Deadheading demystified! Join Debbie, Spring Hill's resident gardening expert as she reveals the secrets to deadheading your favorite flowering plants - hostas, zinnias, rose and more! Discover the essential deadheading techniques and ways to promote new blooms so your garden remains filled with color and beauty right through the season!Transcript
"Hi, I'm Debbie with Spring Hill and today we're going to take the mystery out of deadheading. Now deadheading is exactly how it sounds - it's just taking off the old blooms in the middle of your blooming season to encourage new blooms. Now, that's different from pruning, which we'll cover in a separate video. Now, there are a few different ways to deadhead. As you see, next to me, this Hosta has one shoot of blooms coming up, and, as you can see, it's all bloomed out. So, what you would do is take this entire stalk off. You see, I'm not removing much in the way of foliage, just taking off the bloom. What that's going to do is give you a nice, healthy looking plant and get it ready for its next flush of blooms. Now, daylilies are just the same as Hostas. All you want to do, is take out that main shoot. But with daylilies, you don't even need your pruners. So, here, hang on to these for a second, would you? Thanks. All you're going to do, is take these old, brown stalks and just yank them right up. And, by the way, while you're deadheading your daylilies, it's also a good time to take out some of this dead foliage underneath the plant. That will keep it looking really nice. Now Asiatic lilies are going to be different from daylilies. Now, you'll notice on the blooming stalk that there's foliage all the way up the stalk. Now you want to keep as much of that foliage on the plant during the bloom season. So, when you deadhead, you're going to deadhead right toward the top. Just take off that spent bloom. Now roses are a different story altogether. Now, I love my lavender latex and cloth gloves, but these are not the gloves for pruning roses. You need to protect your hands from the thorns, so use some heavy-duty leather gloves. They protect not only your hand but also part of your arm. Now here, you'll see, we have a clustering rose. Now, on a floribunda or a climber, when you have these clusters, it's always the center bloom that blooms first. So, you want to take that center bloom when it's finished and just snip that right out. Now what that's going to do, is encourage the rest of the cluster to continue blooming. Now the rule of thumb when deadheading roses is you want to deadhead down to the first five leaflet leaves, so you have one, two, three, four, five - so you want to prune right above that. And you see, we already have the new shoot coming up, so we're all ready for our next flush of blooms. Now, you can also keep your containers looking nice all throughout the season by deadheading off all the old blooms.

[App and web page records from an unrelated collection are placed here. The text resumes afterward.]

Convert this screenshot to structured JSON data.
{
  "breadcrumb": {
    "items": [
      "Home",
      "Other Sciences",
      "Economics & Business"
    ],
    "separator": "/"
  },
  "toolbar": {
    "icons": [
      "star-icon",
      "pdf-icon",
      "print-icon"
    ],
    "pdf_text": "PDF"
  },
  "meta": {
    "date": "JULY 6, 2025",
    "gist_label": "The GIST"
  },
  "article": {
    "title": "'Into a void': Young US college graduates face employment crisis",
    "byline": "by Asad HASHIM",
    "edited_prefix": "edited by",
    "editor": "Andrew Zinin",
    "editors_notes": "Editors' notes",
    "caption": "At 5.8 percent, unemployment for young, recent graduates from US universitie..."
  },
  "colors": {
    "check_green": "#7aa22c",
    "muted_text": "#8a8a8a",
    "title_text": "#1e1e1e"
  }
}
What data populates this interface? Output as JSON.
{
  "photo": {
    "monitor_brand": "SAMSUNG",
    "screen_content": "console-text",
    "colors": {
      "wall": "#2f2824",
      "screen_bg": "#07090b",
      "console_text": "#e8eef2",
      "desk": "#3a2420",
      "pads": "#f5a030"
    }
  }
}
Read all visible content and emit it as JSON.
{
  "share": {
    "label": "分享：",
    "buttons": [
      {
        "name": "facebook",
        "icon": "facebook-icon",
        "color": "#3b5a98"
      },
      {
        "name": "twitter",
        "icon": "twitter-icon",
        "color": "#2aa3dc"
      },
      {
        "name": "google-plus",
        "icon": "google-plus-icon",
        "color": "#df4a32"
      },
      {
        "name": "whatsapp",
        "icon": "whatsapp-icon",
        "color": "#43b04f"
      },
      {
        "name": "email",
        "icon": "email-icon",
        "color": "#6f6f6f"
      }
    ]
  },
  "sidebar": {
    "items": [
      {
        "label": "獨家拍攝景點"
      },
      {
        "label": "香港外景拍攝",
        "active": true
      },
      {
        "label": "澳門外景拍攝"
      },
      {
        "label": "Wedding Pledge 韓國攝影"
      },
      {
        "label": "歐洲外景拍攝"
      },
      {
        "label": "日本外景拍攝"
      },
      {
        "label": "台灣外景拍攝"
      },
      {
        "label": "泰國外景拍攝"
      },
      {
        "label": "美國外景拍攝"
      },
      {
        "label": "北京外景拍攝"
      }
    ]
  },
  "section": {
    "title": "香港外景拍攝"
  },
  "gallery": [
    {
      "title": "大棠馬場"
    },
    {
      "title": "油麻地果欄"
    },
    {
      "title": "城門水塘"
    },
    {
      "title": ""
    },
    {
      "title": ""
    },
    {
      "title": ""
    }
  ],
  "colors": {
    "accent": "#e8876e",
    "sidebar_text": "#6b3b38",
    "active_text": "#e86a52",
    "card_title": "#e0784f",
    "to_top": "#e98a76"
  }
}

You notice here I have some zinnias that have bloomed out, so what we'll do is we'll take it just down here to the end of the stalk, take that bloom right out. So, you can see, by deadheading all the flowers in your garden, you can keep your garden looking beautiful and colorful all season long."